So what do you get? Well the Secret (or KF750 for those who like numbers) is an 11.8mm slim slider handset made from carbon fibre, metal and tempered glass.

The carbon fibre, not a material we've seen before in a phone, coats most of the back as well as being used to strengthen elements of the phone elsewhere in its structure.

The tempered glass, like the carbon fibre does on the rear, dominates the front and covers the 2.4-inch screen and touch-sensitive buttons below. Bits not covered by glass or carbon fibre are metal.

Focusing on design, the LG Secret does well in its overall looks and will no doubt look good with any ensemble you can throw together. The angular design is complemented by a stylish looking button interface that lights up with blue concentric circles when pressed.

The addition of three buttons down the side does spoil the minimalist look, but on the whole it's a thumbs up. Even the keypad, when revealed by the slide, is simple, stylish and easy to use.

In use and that touchscreen button interface underneath is confusing. There are just too many buttons available to press as well as a central hard key button.

The LG Secret sports HSDPA and Bluetooth 2.0 connectivity, a 5-megapixel camera, accelerometer for motion sensor gaming and plenty of other gems up its sleeve including haptics.

HSDPA, as you would expect, works a treat for surfing the web although the web browser isn't the easiest to use with no touch control.
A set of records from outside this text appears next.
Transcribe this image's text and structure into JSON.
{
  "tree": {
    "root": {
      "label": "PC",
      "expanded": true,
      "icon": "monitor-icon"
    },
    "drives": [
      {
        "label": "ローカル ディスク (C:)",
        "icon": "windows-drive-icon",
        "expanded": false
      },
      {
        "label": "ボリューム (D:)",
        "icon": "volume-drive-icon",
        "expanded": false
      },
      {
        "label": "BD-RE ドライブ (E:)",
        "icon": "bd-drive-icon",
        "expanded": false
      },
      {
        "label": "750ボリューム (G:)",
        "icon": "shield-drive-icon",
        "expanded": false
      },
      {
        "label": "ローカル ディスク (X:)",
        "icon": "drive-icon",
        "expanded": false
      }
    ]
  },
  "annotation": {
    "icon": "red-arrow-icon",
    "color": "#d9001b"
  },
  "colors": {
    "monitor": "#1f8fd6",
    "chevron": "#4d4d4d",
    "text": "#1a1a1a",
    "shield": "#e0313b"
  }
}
Instead you get a confusing control interface for navigating around pages that makes you use the buttons below the screen. It's frustrating because there is a touchscreen on the phone, it's just not touch-enabled all the time.

Want to view documents you've got saved on the device? No problem, you can use the touchscreen to select which one you want and then in a motion very much like the Apple iPhone move around the page with your finger.

Opt to do the same on the browser and you won't be able to. Touch just isn't enabled for web browsing.

The list goes on but basically you can use touch (you activate it by pressing a dedicated button on the side of the handset) within documents (as above), music, games, images and FM radio, however you can't use touch to scroll through menus or make calls.

Giving you yet another input option beyond hard buttons, touch-sensitive buttons and a touchscreen, the LG Secret also features an accelerometer. Primarily used to allow the phone to know whether you are viewing images portrait or landscape like the iPhone, LG has developed six basic games to get people thinking. Basic is an understatement and it's woefully under-used here. It's a shame as according to other manufacturers, it is an expensive bit of kit to include and it is not really used to its maximum.

Darts, baseball, and a maze game compliment other titles like fishing that see you casting your phone in the air as if it were a fishing rod (we can see the lawsuits come flying in).

It's not all about games and web surfing though. The Secret sports a 5-megapixel digital camera with flash and you'll be able to capture still and video footage at the press of a button. Like other LG mobiles, you'll also be able to edit them in-phone just like the company's Viewty handset.


The LG Secret's main competitor is likely to be the Samsung Soul. Having had a brief hands-on with the Soul, the Secret looks to be the more stylish offering.

With music not getting a look in at all really (there is a music player and radio however no real emphasis from a design point of view) this phone sits in the camera phone with style category.

So where does that leave you? Well the LG Secret is a handset that has plenty on the spec sheet but fails to deliver effectively on any of them. The HSDPA connectivity is let down by a poor browser experience, the accelerometer a poor gaming one. The camera does deliver but not overly above and beyond other handsets on the market.

In fact the only real saving grace here is the design and build quality, something that if it's your taste is very good indeed. If it wasn't for that, this would be one Black Label secret we would suggest you don't recommend to anyone.

Writing by Stuart Miles. Originally published on 19 June 2008.